UXBRIDGE, England , (Reuters) – Over the next few weeks, Sunil Paul and thousands of voters like him in this commuter town on the edge of London will be among the most important people in British politics: they could decide Prime Minister Boris Johnson’s fate.
Britain’s Prime Minister Boris Johnson is seen on Downing Street in London, Britain October 31, 2019. REUTERS/Toby Melville
Johnson, who called a snap election to break the Brexit deadlock, is the local member of parliament and is battling to retain his seat. He has the smallest majority in his parliamentary constituency of any British leader since 1924.
If Johnson wins the election, but loses in Uxbridge, about 20 miles from central London, he will have to stand down. This could alter the course of Brexit and would be the first time any serving British prime minister has been unseated.
Paul, a 43-year-old who sells satellite television, is just the sort of voter that Johnson needs. The problem for Johnson is the lifetime Conservative voter will not vote for him in protest at his support for Brexit, and claims he was parachuted into the seat in 2015 despite having no connection to the area.
“Brexit is an absolute mess, it’s dividing the country when we should all be pulling together,” he said. “I also don’t know what he has ever done for people here. He occasionally shows his face, but he doesn’t engage on local issues. I have contacted him twice, but he never replied.”
Johnson has embarked on the biggest gamble of his life pushing for an early election, which could cost him his premiership, result in the socialist Labour Party seizing power, and forfeit the chances of Britain leaving the European Union. By pursuing such an approach, Johnson’s place in history could be as one of Britain’s shortest serving prime ministers or the leader who finally broke the paralysis in parliament to deliver Brexit.
Johnson’s main opponent in his constituency is a candidate for the main opposition Labour Party, a young and lively speaker who is the antithesis of the prime minister.
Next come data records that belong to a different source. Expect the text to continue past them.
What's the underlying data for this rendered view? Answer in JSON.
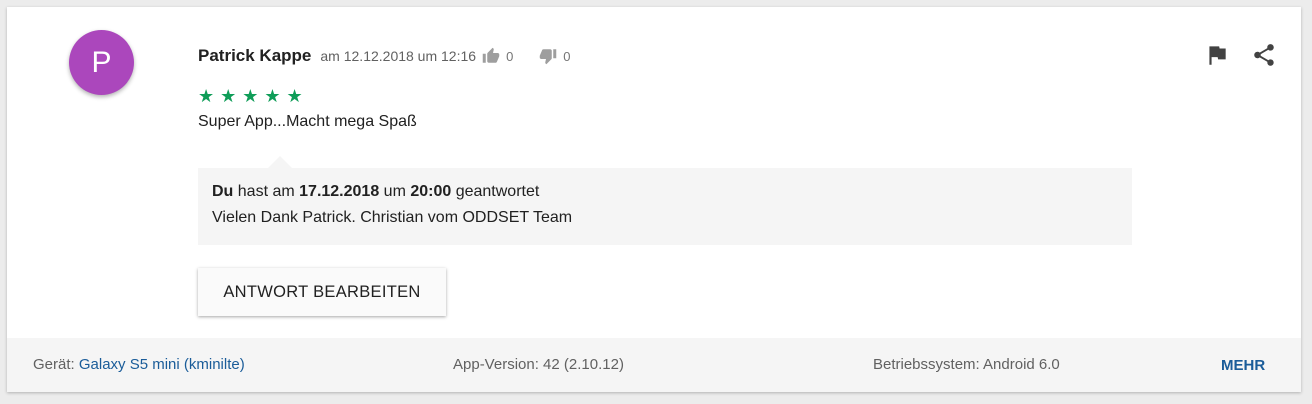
{
  "review": {
    "avatar_letter": "P",
    "avatar_color": "#ab47bc",
    "author": "Patrick Kappe",
    "date": "am 12.12.2018 um 12:16",
    "thumbs_up_count": "0",
    "thumbs_down_count": "0",
    "stars": "★★★★★",
    "rating": 5,
    "text": "Super App...Macht mega Spaß"
  },
  "reply": {
    "who": "Du",
    "t1": " hast am ",
    "date": "17.12.2018",
    "t2": " um ",
    "time": "20:00",
    "t3": " geantwortet",
    "message": "Vielen Dank Patrick. Christian vom ODDSET Team"
  },
  "actions": {
    "edit_label": "ANTWORT BEARBEITEN",
    "flag_icon": "flag-icon",
    "share_icon": "share-icon"
  },
  "footer": {
    "device_label": "Gerät: ",
    "device_value": "Galaxy S5 mini (kminilte)",
    "app_version": "App-Version: 42 (2.10.12)",
    "os": "Betriebssystem: Android 6.0",
    "more_label": "MEHR"
  },
  "colors": {
    "accent_link": "#1a5c99",
    "star_green": "#0f9d58"
  }
}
Born in New York, Johnson was educated at Eton, Britain’s most exclusive school, and studied classics at Oxford University. He then worked as a journalist before entering politics where he served as Mayor of London and then Britain’s foreign minister.
Ali Milani was born in Iran and arrived in Britain aged 5. He grew up on a council estate, lost friends to knife crime, and witnessed his mother become homeless while he was studying at the local university.
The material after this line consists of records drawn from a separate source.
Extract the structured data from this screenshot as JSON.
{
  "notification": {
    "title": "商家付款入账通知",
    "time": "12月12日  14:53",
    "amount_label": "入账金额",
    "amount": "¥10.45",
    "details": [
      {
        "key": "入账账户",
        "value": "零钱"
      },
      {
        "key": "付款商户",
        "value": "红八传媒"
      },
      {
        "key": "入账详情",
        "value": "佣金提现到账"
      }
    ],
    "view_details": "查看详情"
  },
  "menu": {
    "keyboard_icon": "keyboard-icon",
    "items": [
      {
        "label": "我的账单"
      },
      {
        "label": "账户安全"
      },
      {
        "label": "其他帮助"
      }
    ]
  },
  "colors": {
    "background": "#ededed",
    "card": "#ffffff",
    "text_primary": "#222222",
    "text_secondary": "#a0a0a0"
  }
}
Milani, 25, believes a campaign which pits his own credentials as a local man from a poor background against Johnson — who he says spends little time in the constituency — gives him a good chance to cause one of the biggest upsets in British political history.
“People have seen through Boris Johnson in that this constituency has been used as a platform for Number 10, he doesn’t live here, he doesn’t work here, he has no connection to this area,” he told Reuters.
Milani says that he has benefited from being in such a high-profile fight – and the chance to defeat Johnson has led to volunteers flooding in.
“MORE OXBRIDGE THAN UXBRIDGE”
At the last election in 2017, Johnson’s majority halved and has led to speculation this week about whether he could switch to a safer seat to avoid humiliation.
The betting odds suggest there is a 35% possibility that Johnson could lose his seat. Demographic changes with an influx of students and young families, and a rising number of ethnic minority voters are working against Johnson in the area.
But the challenges to unseat Johnson are immense. No Labour candidate has ever won in this constituency, which was carved out of a larger area in 1970. And no sitting British prime minister has ever lost their seat.
The nearest historical parallel is when the then prime minister Arthur Balfour resigned in 1905 and lost his seat a few months later during a general election.
The Conservatives are expected to pour money and resources into the campaign, after the surge of support for the Labour candidate in 2017, which saw Johnson’s majority fall from over 10,000 to just over 5,000.
A day spent speaking with voters in Uxbridge suggests the fight could be close. It also underlined how the new prime minister is both loved and loathed by the public and how Brexit continues to divide the nation.
Robert Wright, who runs a card shop on the high street, sees Johnson as a saviour who can deliver Brexit amid opposition from the political establishment.
“Boris can do what others can’t,” he says. “The whole parliament at the moment is constipated and needs a good dose of syrup of figs doesn’t it?”
But at the other end of the spectrum, Gareth Kirwan, a 42-year-old businessman, says Johnson shows little interest in improving local hospital and schools.
“Boris Johnson is more Oxbridge than Uxbridge,” he says.
Quentin Gibbs, a 75-year-old former building society manager, predicts the contest will be close, but he says Johnson is a formidable campaigner who will probably overcome his more inexperienced rival.
“I think he should just scrape home,” he says. “He seems to have luck on his side.”
Reporting by Andrew MacAskill; Editing by Angus MacSwan